The Rockefeller Foundation has announced a five-year, $70 million commitment to build the resilience of communities most likely to be affected by climate change.
The foundation's Climate Change Resilience initiative aims to develop the ability of communities to manage and plan for the effects of climate change and to make sure that planning includes the most vulnerable citizens. Since building resilience requires actions on multiple levels and scales, the foundation expects to partner with governments, other foundations and donors, nongovernmental organizations, and groups from the private sector.
One component of the initiative will focus on Asian cities. According to the Population Reference Bureau, more than 60 percent of the increase in the world's urban population in the next thirty years will occur in Asia, which already has a larger urban population than all other regions of the world combined. In addition, a recent study of populations at risk for sea-level rise noted that eight of the top ten countries likely to be affected are in Asia.

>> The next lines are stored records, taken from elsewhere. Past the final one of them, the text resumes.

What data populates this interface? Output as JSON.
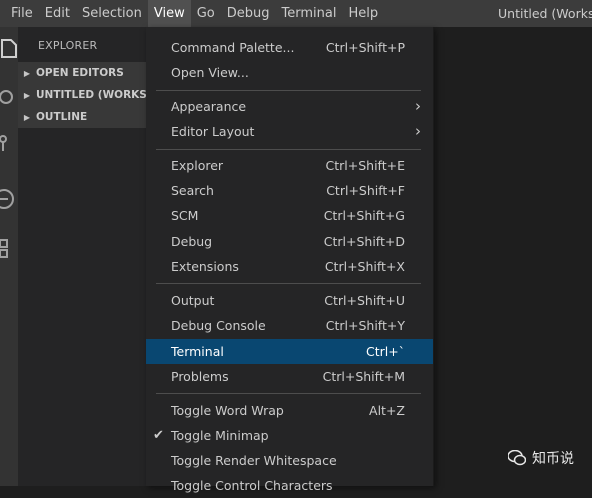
{
  "menubar": {
    "items": [
      "File",
      "Edit",
      "Selection",
      "View",
      "Go",
      "Debug",
      "Terminal",
      "Help"
    ],
    "window_title": "Untitled (Workspa"
  },
  "activitybar": {
    "icons": [
      "files-icon",
      "search-icon",
      "source-control-icon",
      "debug-icon",
      "extensions-icon"
    ]
  },
  "sidebar": {
    "title": "EXPLORER",
    "sections": [
      "OPEN EDITORS",
      "UNTITLED (WORKSPA",
      "OUTLINE"
    ]
  },
  "view_menu": {
    "command_palette": {
      "label": "Command Palette...",
      "shortcut": "Ctrl+Shift+P"
    },
    "open_view": {
      "label": "Open View..."
    },
    "appearance": {
      "label": "Appearance"
    },
    "editor_layout": {
      "label": "Editor Layout"
    },
    "explorer": {
      "label": "Explorer",
      "shortcut": "Ctrl+Shift+E"
    },
    "search": {
      "label": "Search",
      "shortcut": "Ctrl+Shift+F"
    },
    "scm": {
      "label": "SCM",
      "shortcut": "Ctrl+Shift+G"
    },
    "debug": {
      "label": "Debug",
      "shortcut": "Ctrl+Shift+D"
    },
    "extensions": {
      "label": "Extensions",
      "shortcut": "Ctrl+Shift+X"
    },
    "output": {
      "label": "Output",
      "shortcut": "Ctrl+Shift+U"
    },
    "debug_console": {
      "label": "Debug Console",
      "shortcut": "Ctrl+Shift+Y"
    },
    "terminal": {
      "label": "Terminal",
      "shortcut": "Ctrl+`"
    },
    "problems": {
      "label": "Problems",
      "shortcut": "Ctrl+Shift+M"
    },
    "toggle_word_wrap": {
      "label": "Toggle Word Wrap",
      "shortcut": "Alt+Z"
    },
    "toggle_minimap": {
      "label": "Toggle Minimap",
      "checked": true
    },
    "toggle_render_whitespace": {
      "label": "Toggle Render Whitespace"
    },
    "toggle_control_characters": {
      "label": "Toggle Control Characters"
    }
  },
  "watermark": {
    "text": "知币说"
  },
  "colors": {
    "menubar_bg": "#3c3c3c",
    "menu_bg": "#252526",
    "highlight": "#094771",
    "editor_bg": "#1e1e1e"
  }
}
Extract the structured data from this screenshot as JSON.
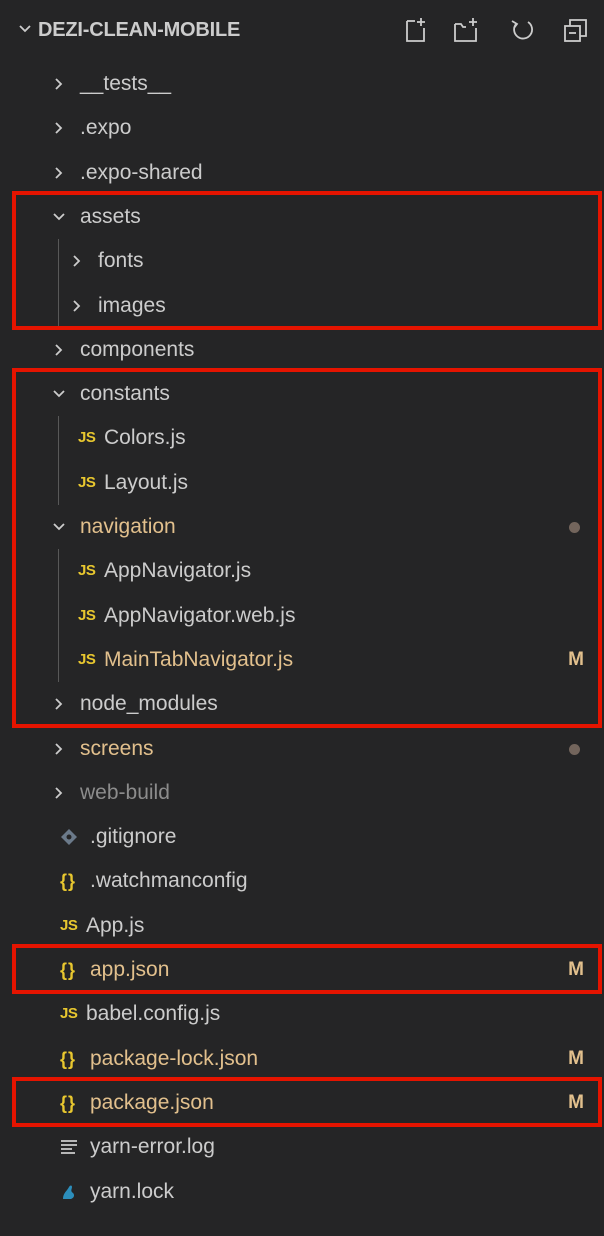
{
  "explorer": {
    "title": "DEZI-CLEAN-MOBILE",
    "actions": [
      {
        "name": "new-file",
        "icon": "new-file-icon"
      },
      {
        "name": "new-folder",
        "icon": "new-folder-icon"
      },
      {
        "name": "refresh",
        "icon": "refresh-icon"
      },
      {
        "name": "collapse-all",
        "icon": "collapse-all-icon"
      }
    ],
    "items": [
      {
        "label": "__tests__",
        "kind": "folder",
        "state": "collapsed",
        "depth": 0
      },
      {
        "label": ".expo",
        "kind": "folder",
        "state": "collapsed",
        "depth": 0
      },
      {
        "label": ".expo-shared",
        "kind": "folder",
        "state": "collapsed",
        "depth": 0
      },
      {
        "label": "assets",
        "kind": "folder",
        "state": "expanded",
        "depth": 0
      },
      {
        "label": "fonts",
        "kind": "folder",
        "state": "collapsed",
        "depth": 1
      },
      {
        "label": "images",
        "kind": "folder",
        "state": "collapsed",
        "depth": 1
      },
      {
        "label": "components",
        "kind": "folder",
        "state": "collapsed",
        "depth": 0
      },
      {
        "label": "constants",
        "kind": "folder",
        "state": "expanded",
        "depth": 0
      },
      {
        "label": "Colors.js",
        "kind": "js",
        "depth": 1
      },
      {
        "label": "Layout.js",
        "kind": "js",
        "depth": 1
      },
      {
        "label": "navigation",
        "kind": "folder",
        "state": "expanded",
        "depth": 0,
        "status": "dot",
        "color": "modified"
      },
      {
        "label": "AppNavigator.js",
        "kind": "js",
        "depth": 1
      },
      {
        "label": "AppNavigator.web.js",
        "kind": "js",
        "depth": 1
      },
      {
        "label": "MainTabNavigator.js",
        "kind": "js",
        "depth": 1,
        "badge": "M",
        "color": "modified"
      },
      {
        "label": "node_modules",
        "kind": "folder",
        "state": "collapsed",
        "depth": 0
      },
      {
        "label": "screens",
        "kind": "folder",
        "state": "collapsed",
        "depth": 0,
        "status": "dot",
        "color": "modified"
      },
      {
        "label": "web-build",
        "kind": "folder",
        "state": "collapsed",
        "depth": 0,
        "color": "dim"
      },
      {
        "label": ".gitignore",
        "kind": "git",
        "depth": 0
      },
      {
        "label": ".watchmanconfig",
        "kind": "json",
        "depth": 0
      },
      {
        "label": "App.js",
        "kind": "js",
        "depth": 0
      },
      {
        "label": "app.json",
        "kind": "json",
        "depth": 0,
        "badge": "M",
        "color": "modified"
      },
      {
        "label": "babel.config.js",
        "kind": "js",
        "depth": 0
      },
      {
        "label": "package-lock.json",
        "kind": "json",
        "depth": 0,
        "badge": "M",
        "color": "modified"
      },
      {
        "label": "package.json",
        "kind": "json",
        "depth": 0,
        "badge": "M",
        "color": "modified"
      },
      {
        "label": "yarn-error.log",
        "kind": "log",
        "depth": 0
      },
      {
        "label": "yarn.lock",
        "kind": "yarn",
        "depth": 0
      }
    ]
  },
  "icon_text": {
    "js": "JS",
    "json": "{}"
  },
  "colors": {
    "background": "#252526",
    "text": "#cccccc",
    "modified": "#e2c08d",
    "dim": "#8c8c8c",
    "js": "#e8c72f",
    "highlight": "#e51400",
    "dot": "#73655c"
  },
  "highlights": [
    {
      "from": "assets",
      "to": "images"
    },
    {
      "from": "constants",
      "to": "node_modules"
    },
    {
      "from": "app.json",
      "to": "app.json"
    },
    {
      "from": "package.json",
      "to": "package.json"
    }
  ]
}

Another component will focus on raising awareness in the United States and exploring relevant solutions. The destruction in recent years caused by hurricanes, record heat waves, and wildfires, as well as the introduction of climate adaptation plans in Seattle, New York City, and California, underscore the increasing importance of the need to expand domestic efforts to build resilience to climate change. Part of the effort will require developing a shared agenda between groups working on climate change mitigation as well as those working on building resilience to climate change.

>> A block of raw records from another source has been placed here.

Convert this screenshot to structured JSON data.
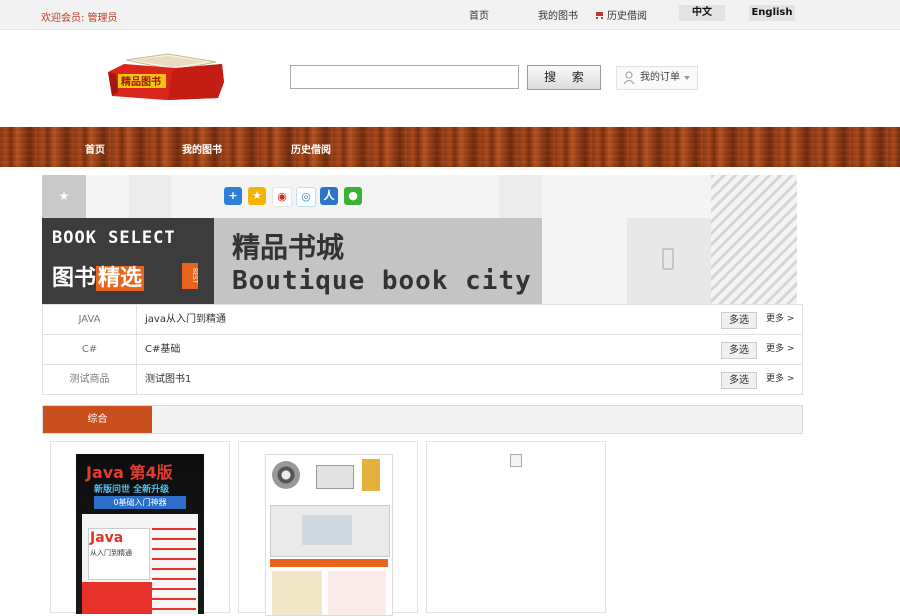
{
  "topbar": {
    "welcome": "欢迎会员: 管理员",
    "links": [
      "首页",
      "我的图书",
      "历史借阅"
    ],
    "lang_cn": "中文",
    "lang_en": "English"
  },
  "header": {
    "logo_text": "精品图书",
    "search_button": "搜 索",
    "search_value": "",
    "my_orders": "我的订单"
  },
  "nav": {
    "items": [
      "首页",
      "我的图书",
      "历史借阅"
    ]
  },
  "banner": {
    "book_select": "BOOK SELECT",
    "tushu": "图书",
    "jingxuan": "精选",
    "best": "BEST",
    "title_cn": "精品书城",
    "title_en": "Boutique book city",
    "share_icons": [
      "add-share-icon",
      "qzone-icon",
      "weibo-icon",
      "tencent-weibo-icon",
      "renren-icon",
      "wechat-icon"
    ]
  },
  "categories": [
    {
      "name": "JAVA",
      "book": "java从入门到精通",
      "multi": "多选",
      "more": "更多 >"
    },
    {
      "name": "C#",
      "book": "C#基础",
      "multi": "多选",
      "more": "更多 >"
    },
    {
      "name": "测试商品",
      "book": "测试图书1",
      "multi": "多选",
      "more": "更多 >"
    }
  ],
  "tabs": {
    "active": "综合"
  },
  "products": [
    {
      "cover_title": "Java 第4版",
      "cover_sub": "新版问世 全新升级",
      "cover_tag": "0基础入门神器",
      "cover_name": "Java",
      "cover_name2": "从入门到精通"
    },
    {
      "cover": "multimedia-bundle"
    },
    {
      "cover": "broken-image"
    }
  ],
  "colors": {
    "accent": "#c9501c",
    "welcome_red": "#c0392b",
    "nav_wood": "#8b3a14"
  }
}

Africa, where vulnerability to climate change is very high, will also be a focal point of the initiative. Given the dependence on rain-fed agriculture in parts of sub-Saharan Africa, the growing season there could decrease as much as 20 percent, according to a study by the International Livestock Research Institute.
"While climate change will affect all of us, it will affect every aspect of life for poor people in particular — the type of food they eat, where they live, the water they drink, and even their jobs," said foundation president Judith Rodin. "Simply put, we see climate change as one of the most significant problems facing poor and vulnerable people today. Climate change must be integrated into poverty-reduction work, urban planning and development, public health, and agriculture — all sectors where the Rockefeller Foundation has experience, expertise, and networks."